The exercise calls for every entry that follows to be repeated exactly.

## Task input:

[Start of section]

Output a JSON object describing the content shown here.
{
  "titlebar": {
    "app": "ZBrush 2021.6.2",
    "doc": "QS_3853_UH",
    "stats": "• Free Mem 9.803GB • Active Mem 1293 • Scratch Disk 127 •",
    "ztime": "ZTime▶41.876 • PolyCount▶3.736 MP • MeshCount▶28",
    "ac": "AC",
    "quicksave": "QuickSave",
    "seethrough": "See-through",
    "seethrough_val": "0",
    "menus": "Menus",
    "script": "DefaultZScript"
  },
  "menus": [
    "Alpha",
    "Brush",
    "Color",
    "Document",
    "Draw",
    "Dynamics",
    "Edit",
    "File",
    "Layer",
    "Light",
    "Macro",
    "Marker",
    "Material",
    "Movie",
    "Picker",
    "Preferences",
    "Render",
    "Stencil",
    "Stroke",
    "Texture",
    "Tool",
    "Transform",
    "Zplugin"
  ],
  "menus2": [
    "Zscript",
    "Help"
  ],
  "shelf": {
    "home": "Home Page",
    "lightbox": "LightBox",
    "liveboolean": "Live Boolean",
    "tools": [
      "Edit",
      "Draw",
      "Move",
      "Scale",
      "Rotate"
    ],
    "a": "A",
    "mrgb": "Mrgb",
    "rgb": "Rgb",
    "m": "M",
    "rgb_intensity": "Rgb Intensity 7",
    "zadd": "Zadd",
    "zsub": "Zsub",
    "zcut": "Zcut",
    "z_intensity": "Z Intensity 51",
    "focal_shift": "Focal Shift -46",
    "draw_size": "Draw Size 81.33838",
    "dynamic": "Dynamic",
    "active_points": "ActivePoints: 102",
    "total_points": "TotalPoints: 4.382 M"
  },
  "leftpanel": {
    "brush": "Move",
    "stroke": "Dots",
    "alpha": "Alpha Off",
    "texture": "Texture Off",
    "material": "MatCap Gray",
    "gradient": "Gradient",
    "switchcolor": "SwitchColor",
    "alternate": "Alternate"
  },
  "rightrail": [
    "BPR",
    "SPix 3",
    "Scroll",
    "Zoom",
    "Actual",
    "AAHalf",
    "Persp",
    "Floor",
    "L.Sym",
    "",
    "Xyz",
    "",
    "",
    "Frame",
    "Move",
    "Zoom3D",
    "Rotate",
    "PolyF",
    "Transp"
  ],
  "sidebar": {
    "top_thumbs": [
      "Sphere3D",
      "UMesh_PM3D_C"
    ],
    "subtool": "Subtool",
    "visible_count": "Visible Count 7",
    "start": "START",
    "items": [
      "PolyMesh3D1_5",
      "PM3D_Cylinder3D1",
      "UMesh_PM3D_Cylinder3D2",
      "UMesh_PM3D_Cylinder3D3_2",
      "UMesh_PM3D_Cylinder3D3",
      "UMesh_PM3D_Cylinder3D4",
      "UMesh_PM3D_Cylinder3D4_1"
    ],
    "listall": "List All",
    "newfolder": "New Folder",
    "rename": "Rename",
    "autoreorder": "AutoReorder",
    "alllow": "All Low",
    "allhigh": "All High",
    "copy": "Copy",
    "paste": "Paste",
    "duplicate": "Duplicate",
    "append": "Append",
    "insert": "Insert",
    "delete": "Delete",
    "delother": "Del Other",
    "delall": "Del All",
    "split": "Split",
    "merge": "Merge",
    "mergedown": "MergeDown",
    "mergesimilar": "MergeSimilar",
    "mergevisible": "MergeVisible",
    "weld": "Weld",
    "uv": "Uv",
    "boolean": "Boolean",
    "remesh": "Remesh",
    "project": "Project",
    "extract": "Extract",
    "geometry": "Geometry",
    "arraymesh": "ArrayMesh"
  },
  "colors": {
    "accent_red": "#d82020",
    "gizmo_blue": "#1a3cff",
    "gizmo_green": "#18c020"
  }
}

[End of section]

## Response:
Output a JSON object describing the content shown here.
{
  "titlebar": {
    "app": "ZBrush 2021.6.2",
    "doc": "QS_3853_UH",
    "stats": "• Free Mem 9.803GB • Active Mem 1293 • Scratch Disk 127 •",
    "ztime": "ZTime▶41.876 • PolyCount▶3.736 MP • MeshCount▶28",
    "ac": "AC",
    "quicksave": "QuickSave",
    "seethrough": "See-through",
    "seethrough_val": "0",
    "menus": "Menus",
    "script": "DefaultZScript"
  },
  "menus": [
    "Alpha",
    "Brush",
    "Color",
    "Document",
    "Draw",
    "Dynamics",
    "Edit",
    "File",
    "Layer",
    "Light",
    "Macro",
    "Marker",
    "Material",
    "Movie",
    "Picker",
    "Preferences",
    "Render",
    "Stencil",
    "Stroke",
    "Texture",
    "Tool",
    "Transform",
    "Zplugin"
  ],
  "menus2": [
    "Zscript",
    "Help"
  ],
  "shelf": {
    "home": "Home Page",
    "lightbox": "LightBox",
    "liveboolean": "Live Boolean",
    "tools": [
      "Edit",
      "Draw",
      "Move",
      "Scale",
      "Rotate"
    ],
    "a": "A",
    "mrgb": "Mrgb",
    "rgb": "Rgb",
    "m": "M",
    "rgb_intensity": "Rgb Intensity 7",
    "zadd": "Zadd",
    "zsub": "Zsub",
    "zcut": "Zcut",
    "z_intensity": "Z Intensity 51",
    "focal_shift": "Focal Shift -46",
    "draw_size": "Draw Size 81.33838",
    "dynamic": "Dynamic",
    "active_points": "ActivePoints: 102",
    "total_points": "TotalPoints: 4.382 M"
  },
  "leftpanel": {
    "brush": "Move",
    "stroke": "Dots",
    "alpha": "Alpha Off",
    "texture": "Texture Off",
    "material": "MatCap Gray",
    "gradient": "Gradient",
    "switchcolor": "SwitchColor",
    "alternate": "Alternate"
  },
  "rightrail": [
    "BPR",
    "SPix 3",
    "Scroll",
    "Zoom",
    "Actual",
    "AAHalf",
    "Persp",
    "Floor",
    "L.Sym",
    "",
    "Xyz",
    "",
    "",
    "Frame",
    "Move",
    "Zoom3D",
    "Rotate",
    "PolyF",
    "Transp"
  ],
  "sidebar": {
    "top_thumbs": [
      "Sphere3D",
      "UMesh_PM3D_C"
    ],
    "subtool": "Subtool",
    "visible_count": "Visible Count 7",
    "start": "START",
    "items": [
      "PolyMesh3D1_5",
      "PM3D_Cylinder3D1",
      "UMesh_PM3D_Cylinder3D2",
      "UMesh_PM3D_Cylinder3D3_2",
      "UMesh_PM3D_Cylinder3D3",
      "UMesh_PM3D_Cylinder3D4",
      "UMesh_PM3D_Cylinder3D4_1"
    ],
    "listall": "List All",
    "newfolder": "New Folder",
    "rename": "Rename",
    "autoreorder": "AutoReorder",
    "alllow": "All Low",
    "allhigh": "All High",
    "copy": "Copy",
    "paste": "Paste",
    "duplicate": "Duplicate",
    "append": "Append",
    "insert": "Insert",
    "delete": "Delete",
    "delother": "Del Other",
    "delall": "Del All",
    "split": "Split",
    "merge": "Merge",
    "mergedown": "MergeDown",
    "mergesimilar": "MergeSimilar",
    "mergevisible": "MergeVisible",
    "weld": "Weld",
    "uv": "Uv",
    "boolean": "Boolean",
    "remesh": "Remesh",
    "project": "Project",
    "extract": "Extract",
    "geometry": "Geometry",
    "arraymesh": "ArrayMesh"
  },
  "colors": {
    "accent_red": "#d82020",
    "gizmo_blue": "#1a3cff",
    "gizmo_green": "#18c020"
  }
}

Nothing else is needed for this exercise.